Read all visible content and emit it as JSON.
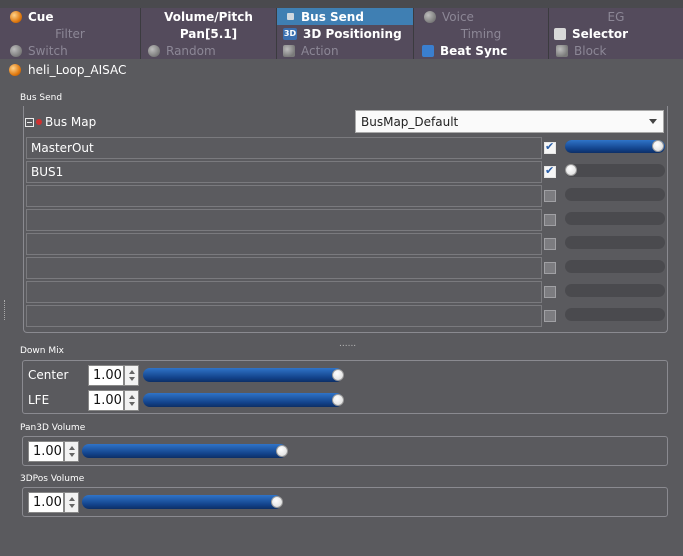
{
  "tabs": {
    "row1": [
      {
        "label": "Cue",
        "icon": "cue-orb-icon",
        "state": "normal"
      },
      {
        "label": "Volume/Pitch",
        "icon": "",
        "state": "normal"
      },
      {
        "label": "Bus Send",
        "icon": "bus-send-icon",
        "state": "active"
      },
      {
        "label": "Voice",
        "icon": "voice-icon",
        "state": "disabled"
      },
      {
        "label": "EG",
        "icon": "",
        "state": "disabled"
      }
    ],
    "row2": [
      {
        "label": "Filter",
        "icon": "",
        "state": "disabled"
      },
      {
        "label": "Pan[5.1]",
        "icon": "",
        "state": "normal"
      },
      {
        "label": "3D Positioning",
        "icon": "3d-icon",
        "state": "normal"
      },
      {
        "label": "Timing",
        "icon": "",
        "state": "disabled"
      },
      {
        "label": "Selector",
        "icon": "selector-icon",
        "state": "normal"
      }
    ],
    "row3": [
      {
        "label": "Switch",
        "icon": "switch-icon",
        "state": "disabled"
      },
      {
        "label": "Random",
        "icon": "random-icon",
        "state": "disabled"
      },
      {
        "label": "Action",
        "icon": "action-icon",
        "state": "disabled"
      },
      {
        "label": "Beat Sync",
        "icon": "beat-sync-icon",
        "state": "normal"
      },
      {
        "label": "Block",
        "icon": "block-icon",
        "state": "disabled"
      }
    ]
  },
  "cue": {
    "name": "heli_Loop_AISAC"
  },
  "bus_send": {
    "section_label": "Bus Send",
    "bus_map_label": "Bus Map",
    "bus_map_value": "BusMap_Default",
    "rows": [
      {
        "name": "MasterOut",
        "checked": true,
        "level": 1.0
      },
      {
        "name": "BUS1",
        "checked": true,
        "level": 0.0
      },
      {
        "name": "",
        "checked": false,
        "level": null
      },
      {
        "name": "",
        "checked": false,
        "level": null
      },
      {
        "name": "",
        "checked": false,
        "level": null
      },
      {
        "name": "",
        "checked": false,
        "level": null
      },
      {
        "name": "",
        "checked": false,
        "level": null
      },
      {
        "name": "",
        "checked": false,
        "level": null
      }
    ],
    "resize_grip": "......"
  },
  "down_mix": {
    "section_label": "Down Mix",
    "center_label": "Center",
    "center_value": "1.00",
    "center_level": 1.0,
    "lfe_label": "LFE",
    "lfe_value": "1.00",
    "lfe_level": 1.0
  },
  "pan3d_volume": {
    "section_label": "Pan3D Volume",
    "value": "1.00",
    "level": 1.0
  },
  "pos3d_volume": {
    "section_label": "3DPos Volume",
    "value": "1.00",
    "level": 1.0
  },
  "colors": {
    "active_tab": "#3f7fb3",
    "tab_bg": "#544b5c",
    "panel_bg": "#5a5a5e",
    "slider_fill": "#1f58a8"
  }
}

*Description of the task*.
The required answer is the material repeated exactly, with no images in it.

*Solution to the problem*.
Read all visible content and emit it as JSON.
{
  "tabs": {
    "row1": [
      {
        "label": "Cue",
        "icon": "cue-orb-icon",
        "state": "normal"
      },
      {
        "label": "Volume/Pitch",
        "icon": "",
        "state": "normal"
      },
      {
        "label": "Bus Send",
        "icon": "bus-send-icon",
        "state": "active"
      },
      {
        "label": "Voice",
        "icon": "voice-icon",
        "state": "disabled"
      },
      {
        "label": "EG",
        "icon": "",
        "state": "disabled"
      }
    ],
    "row2": [
      {
        "label": "Filter",
        "icon": "",
        "state": "disabled"
      },
      {
        "label": "Pan[5.1]",
        "icon": "",
        "state": "normal"
      },
      {
        "label": "3D Positioning",
        "icon": "3d-icon",
        "state": "normal"
      },
      {
        "label": "Timing",
        "icon": "",
        "state": "disabled"
      },
      {
        "label": "Selector",
        "icon": "selector-icon",
        "state": "normal"
      }
    ],
    "row3": [
      {
        "label": "Switch",
        "icon": "switch-icon",
        "state": "disabled"
      },
      {
        "label": "Random",
        "icon": "random-icon",
        "state": "disabled"
      },
      {
        "label": "Action",
        "icon": "action-icon",
        "state": "disabled"
      },
      {
        "label": "Beat Sync",
        "icon": "beat-sync-icon",
        "state": "normal"
      },
      {
        "label": "Block",
        "icon": "block-icon",
        "state": "disabled"
      }
    ]
  },
  "cue": {
    "name": "heli_Loop_AISAC"
  },
  "bus_send": {
    "section_label": "Bus Send",
    "bus_map_label": "Bus Map",
    "bus_map_value": "BusMap_Default",
    "rows": [
      {
        "name": "MasterOut",
        "checked": true,
        "level": 1.0
      },
      {
        "name": "BUS1",
        "checked": true,
        "level": 0.0
      },
      {
        "name": "",
        "checked": false,
        "level": null
      },
      {
        "name": "",
        "checked": false,
        "level": null
      },
      {
        "name": "",
        "checked": false,
        "level": null
      },
      {
        "name": "",
        "checked": false,
        "level": null
      },
      {
        "name": "",
        "checked": false,
        "level": null
      },
      {
        "name": "",
        "checked": false,
        "level": null
      }
    ],
    "resize_grip": "......"
  },
  "down_mix": {
    "section_label": "Down Mix",
    "center_label": "Center",
    "center_value": "1.00",
    "center_level": 1.0,
    "lfe_label": "LFE",
    "lfe_value": "1.00",
    "lfe_level": 1.0
  },
  "pan3d_volume": {
    "section_label": "Pan3D Volume",
    "value": "1.00",
    "level": 1.0
  },
  "pos3d_volume": {
    "section_label": "3DPos Volume",
    "value": "1.00",
    "level": 1.0
  },
  "colors": {
    "active_tab": "#3f7fb3",
    "tab_bg": "#544b5c",
    "panel_bg": "#5a5a5e",
    "slider_fill": "#1f58a8"
  }
}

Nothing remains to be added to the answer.